LOS ANGELES -- It's tough enough making mistakes. But every time left tackle Rory Graves makes one, he answers to Los Angeles Raiders coach Art Shell, one of the best left tackles ever to play in the National Football League. Try setting out the silverware with Miss Manners looking over your shoulder.
"That's always in my mind," Graves said, "knowing that he was the greatest tackle in the game. It's a challenge, and I'm accepting it."
Graves is a shell of Shell, and he knows it. He signed as a free agent and has been kicked around the league, first in Seattle, then in Los Angeles. The Raiders play the Seattle Seahawks today.
Last year was the worst. Graves moved from right tackle to left and lived to regret it. He was cited 11 times for holding penalties and was assessed 12 penalties for 96 yards.
Graves couldn't pick up a 1990 preseason prospectus on the Raiders without finding some derogatory remark about his playing skills.
Then came a startling development: In the past two weeks, Graves has taken on two of the best pass rushers around, the Chicago Bears' Richard Dent and the Buffalo Bills' Bruce Smith, and held them -- but not with his hands -- to no sacks. Of course, no one stops Dent or Smith without help. The Raiders made sure a tight end or a running back took a piece of the pass rushers, too.
"Before you leave, bump the guy," offensive line coach Kim Helton said, explaining the strategy. "But give Rory some credit."
Graves, in his fourth pro year, came to training camp this summer facing football extinction, but fought off the competition, principally from Bruce Davis and James FitzPatrick.
"I know everyone was talking about Rory Graves being the weak link," Shell said. "But Rory dedicated himself this off-season to get better."
Graves said he dropped a few pounds, whipped himself into shape and checked into football study hall. Graves couldn't remember watching film of other players when he was a right tackle. Now he's Captain Video.
Before last Sunday night's game, he stalked Smith's every move on tape. He went to bed muttering, "Bruce," and woke up muttering, "Smith."
"I thought about it the whole week," Graves said, "what I was going to do with him. The thing is, he's quicker in a real situation than he is on film. He's great. I was thinking quick, everything quick. I couldn't react slow on anything. He's so quick on that spin move he has, I haven't seen too many people stop it. I'm glad I had the game I had against him, but now I'm putting him behind me and getting on to Rufus Porter [of the Seahawks]."
Graves said he doesn't dwell on the miseries of 1989, when his name was mud around the league.
Instead, he said he used the criticism to channel his anger and fuel his turnaround.
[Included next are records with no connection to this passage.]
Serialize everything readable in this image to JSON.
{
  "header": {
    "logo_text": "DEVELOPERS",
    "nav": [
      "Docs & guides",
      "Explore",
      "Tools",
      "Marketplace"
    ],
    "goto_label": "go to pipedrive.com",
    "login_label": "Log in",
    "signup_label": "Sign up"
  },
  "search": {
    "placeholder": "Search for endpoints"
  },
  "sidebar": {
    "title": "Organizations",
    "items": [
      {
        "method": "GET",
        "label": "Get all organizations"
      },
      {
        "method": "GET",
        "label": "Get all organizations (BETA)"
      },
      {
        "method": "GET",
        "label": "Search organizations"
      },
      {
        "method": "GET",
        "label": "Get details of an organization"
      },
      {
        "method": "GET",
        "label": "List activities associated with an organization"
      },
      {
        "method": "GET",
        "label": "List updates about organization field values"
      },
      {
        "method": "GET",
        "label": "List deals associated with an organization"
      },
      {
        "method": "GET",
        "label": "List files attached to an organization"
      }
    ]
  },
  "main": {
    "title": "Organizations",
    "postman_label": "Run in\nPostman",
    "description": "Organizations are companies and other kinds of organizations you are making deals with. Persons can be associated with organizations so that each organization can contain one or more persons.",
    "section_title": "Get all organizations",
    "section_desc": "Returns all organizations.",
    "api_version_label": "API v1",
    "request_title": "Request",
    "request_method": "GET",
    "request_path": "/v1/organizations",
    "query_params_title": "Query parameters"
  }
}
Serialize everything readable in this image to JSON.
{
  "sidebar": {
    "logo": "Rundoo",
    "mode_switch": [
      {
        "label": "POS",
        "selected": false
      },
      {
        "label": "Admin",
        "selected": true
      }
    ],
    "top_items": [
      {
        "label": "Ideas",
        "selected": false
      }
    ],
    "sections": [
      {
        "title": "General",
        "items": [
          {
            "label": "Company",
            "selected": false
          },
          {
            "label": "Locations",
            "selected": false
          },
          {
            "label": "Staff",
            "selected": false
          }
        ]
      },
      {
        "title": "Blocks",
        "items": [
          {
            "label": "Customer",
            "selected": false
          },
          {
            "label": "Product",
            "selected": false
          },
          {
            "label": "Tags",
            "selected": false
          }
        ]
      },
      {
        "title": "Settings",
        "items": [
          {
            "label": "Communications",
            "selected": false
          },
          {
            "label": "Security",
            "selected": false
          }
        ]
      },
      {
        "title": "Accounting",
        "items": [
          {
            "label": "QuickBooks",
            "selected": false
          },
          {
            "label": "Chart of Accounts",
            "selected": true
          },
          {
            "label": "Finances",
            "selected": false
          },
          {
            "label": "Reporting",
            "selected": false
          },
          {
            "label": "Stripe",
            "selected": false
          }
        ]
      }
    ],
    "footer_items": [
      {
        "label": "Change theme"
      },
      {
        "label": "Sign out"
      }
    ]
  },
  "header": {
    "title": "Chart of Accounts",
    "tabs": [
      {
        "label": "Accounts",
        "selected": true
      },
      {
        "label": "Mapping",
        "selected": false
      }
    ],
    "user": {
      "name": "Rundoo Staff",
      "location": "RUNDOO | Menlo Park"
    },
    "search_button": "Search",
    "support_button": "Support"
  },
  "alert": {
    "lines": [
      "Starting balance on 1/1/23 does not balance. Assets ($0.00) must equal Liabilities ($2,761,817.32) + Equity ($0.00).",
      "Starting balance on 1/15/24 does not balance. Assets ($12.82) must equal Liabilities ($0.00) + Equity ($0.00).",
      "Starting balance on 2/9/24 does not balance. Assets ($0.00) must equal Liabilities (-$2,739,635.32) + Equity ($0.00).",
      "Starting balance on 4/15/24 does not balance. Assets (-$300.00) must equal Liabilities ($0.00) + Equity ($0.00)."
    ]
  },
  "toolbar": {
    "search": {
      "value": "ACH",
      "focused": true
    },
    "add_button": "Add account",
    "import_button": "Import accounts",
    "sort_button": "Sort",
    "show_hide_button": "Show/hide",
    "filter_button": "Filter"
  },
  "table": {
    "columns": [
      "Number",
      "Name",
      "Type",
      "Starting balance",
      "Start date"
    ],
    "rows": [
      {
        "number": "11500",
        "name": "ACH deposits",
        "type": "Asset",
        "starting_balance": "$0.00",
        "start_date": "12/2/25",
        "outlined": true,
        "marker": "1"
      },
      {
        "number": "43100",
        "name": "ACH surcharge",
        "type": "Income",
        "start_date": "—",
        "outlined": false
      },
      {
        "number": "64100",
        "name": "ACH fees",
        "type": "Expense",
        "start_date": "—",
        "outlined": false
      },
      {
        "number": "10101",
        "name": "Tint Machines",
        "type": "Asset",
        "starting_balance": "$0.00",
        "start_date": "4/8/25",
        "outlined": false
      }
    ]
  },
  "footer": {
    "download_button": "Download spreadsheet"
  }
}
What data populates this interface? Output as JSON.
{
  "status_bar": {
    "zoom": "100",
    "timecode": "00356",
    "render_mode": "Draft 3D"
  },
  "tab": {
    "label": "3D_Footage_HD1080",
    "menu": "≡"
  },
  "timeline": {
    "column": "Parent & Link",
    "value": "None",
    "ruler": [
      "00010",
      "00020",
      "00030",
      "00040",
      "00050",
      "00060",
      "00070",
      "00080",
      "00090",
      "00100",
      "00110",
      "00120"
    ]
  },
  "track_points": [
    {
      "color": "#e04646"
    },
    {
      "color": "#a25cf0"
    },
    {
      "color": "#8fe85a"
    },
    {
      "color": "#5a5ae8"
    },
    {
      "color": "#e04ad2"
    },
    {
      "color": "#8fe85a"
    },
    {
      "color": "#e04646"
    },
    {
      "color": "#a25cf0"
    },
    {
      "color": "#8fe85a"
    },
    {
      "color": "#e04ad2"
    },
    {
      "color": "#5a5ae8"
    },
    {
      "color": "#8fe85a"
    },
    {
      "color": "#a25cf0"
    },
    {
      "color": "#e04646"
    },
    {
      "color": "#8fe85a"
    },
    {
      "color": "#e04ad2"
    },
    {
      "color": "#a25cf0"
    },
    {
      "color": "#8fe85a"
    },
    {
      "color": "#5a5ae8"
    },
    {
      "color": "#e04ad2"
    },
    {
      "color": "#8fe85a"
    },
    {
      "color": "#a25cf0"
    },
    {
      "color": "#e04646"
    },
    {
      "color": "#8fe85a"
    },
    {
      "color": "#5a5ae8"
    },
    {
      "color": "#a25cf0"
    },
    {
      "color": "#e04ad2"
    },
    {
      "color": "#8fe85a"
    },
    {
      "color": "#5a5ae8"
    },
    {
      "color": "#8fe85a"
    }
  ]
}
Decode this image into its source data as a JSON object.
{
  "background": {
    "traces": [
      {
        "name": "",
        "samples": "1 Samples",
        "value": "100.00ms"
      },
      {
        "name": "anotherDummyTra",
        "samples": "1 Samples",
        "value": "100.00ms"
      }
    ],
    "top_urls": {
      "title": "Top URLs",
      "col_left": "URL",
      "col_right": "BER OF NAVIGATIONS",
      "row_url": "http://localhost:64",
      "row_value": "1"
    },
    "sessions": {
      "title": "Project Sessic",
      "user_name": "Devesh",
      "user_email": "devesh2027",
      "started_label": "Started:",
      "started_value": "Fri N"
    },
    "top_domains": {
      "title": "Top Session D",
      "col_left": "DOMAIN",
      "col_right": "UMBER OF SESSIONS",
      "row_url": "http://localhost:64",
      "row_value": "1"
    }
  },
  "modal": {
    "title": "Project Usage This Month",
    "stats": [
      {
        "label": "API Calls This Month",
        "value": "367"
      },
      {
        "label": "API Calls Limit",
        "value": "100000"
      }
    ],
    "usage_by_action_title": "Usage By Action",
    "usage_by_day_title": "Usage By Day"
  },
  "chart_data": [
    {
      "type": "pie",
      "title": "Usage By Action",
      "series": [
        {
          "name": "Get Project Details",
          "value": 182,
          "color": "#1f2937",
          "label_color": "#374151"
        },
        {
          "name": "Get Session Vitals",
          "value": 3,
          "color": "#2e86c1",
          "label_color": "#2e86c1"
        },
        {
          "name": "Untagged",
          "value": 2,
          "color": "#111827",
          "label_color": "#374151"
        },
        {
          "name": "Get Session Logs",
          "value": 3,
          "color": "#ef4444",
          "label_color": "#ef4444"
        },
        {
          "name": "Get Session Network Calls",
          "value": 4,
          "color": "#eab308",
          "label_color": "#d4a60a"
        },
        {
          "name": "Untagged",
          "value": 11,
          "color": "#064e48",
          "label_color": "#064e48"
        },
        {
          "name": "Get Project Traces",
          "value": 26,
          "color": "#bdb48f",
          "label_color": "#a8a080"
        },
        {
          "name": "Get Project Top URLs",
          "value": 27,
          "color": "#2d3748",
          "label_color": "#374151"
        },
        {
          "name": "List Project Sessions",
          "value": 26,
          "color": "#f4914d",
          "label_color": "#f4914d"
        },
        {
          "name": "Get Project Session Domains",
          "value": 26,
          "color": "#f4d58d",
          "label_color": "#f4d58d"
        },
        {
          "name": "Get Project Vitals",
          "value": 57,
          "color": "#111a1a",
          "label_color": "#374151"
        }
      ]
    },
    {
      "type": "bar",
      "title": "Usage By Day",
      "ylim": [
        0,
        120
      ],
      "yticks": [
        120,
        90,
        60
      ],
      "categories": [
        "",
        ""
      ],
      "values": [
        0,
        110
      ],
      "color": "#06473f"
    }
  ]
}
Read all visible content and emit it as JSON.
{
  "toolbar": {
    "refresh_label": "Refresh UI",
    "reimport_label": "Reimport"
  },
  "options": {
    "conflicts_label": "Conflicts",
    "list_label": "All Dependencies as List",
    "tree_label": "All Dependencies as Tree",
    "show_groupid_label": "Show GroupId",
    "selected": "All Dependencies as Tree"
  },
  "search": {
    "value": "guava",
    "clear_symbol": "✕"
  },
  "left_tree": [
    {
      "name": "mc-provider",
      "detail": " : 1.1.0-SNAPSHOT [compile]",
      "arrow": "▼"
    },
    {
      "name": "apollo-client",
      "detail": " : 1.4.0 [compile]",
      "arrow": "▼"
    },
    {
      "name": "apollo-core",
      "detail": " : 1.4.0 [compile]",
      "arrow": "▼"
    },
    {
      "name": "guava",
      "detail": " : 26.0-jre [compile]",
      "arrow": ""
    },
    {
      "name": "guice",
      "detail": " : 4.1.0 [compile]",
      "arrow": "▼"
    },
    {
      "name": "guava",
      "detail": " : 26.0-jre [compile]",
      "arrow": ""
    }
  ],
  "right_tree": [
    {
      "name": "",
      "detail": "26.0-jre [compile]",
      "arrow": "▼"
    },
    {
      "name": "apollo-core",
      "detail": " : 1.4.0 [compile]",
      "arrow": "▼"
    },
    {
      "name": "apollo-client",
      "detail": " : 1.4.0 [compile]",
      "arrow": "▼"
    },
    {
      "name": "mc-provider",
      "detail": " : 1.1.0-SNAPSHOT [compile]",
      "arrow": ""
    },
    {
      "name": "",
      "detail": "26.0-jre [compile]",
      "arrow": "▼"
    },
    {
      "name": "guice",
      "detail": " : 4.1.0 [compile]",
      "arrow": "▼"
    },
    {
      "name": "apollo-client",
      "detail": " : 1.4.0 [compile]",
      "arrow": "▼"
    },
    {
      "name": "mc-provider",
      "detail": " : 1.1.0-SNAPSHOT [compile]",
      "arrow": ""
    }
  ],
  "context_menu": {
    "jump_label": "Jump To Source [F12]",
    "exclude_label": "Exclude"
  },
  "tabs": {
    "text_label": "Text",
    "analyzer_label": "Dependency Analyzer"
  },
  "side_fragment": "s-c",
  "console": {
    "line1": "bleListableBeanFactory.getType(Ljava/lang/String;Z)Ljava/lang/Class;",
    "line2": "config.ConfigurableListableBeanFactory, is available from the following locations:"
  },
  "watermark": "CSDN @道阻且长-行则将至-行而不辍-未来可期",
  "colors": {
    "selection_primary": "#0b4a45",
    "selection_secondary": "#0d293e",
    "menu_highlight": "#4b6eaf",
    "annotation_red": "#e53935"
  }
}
"I think in a sense it did," he said. "I knew I could play the position. It was just a different position. Unfortunately, all the bad games happened early in the year, the holding calls -- all that."
The tide started to turn when Shell took over as coach from Mike Shanahan on Oct. 3, 1989, Graves said. Shell's team concept of offensive line play left the tackles less exposed to one-on-one responsibilities against great pass rushers.
"You never want to leave anyone on an island by themselves to try to defend [against] somebody that's a great player," Shell said. "You've got to give them help. . . . You've got to devise ways to take an individual out of the game and hope the rest of your people can hold up."
Still, Graves' reputation as a washout was hard to shake.
"They really didn't understand what was going on," Graves said of his critics.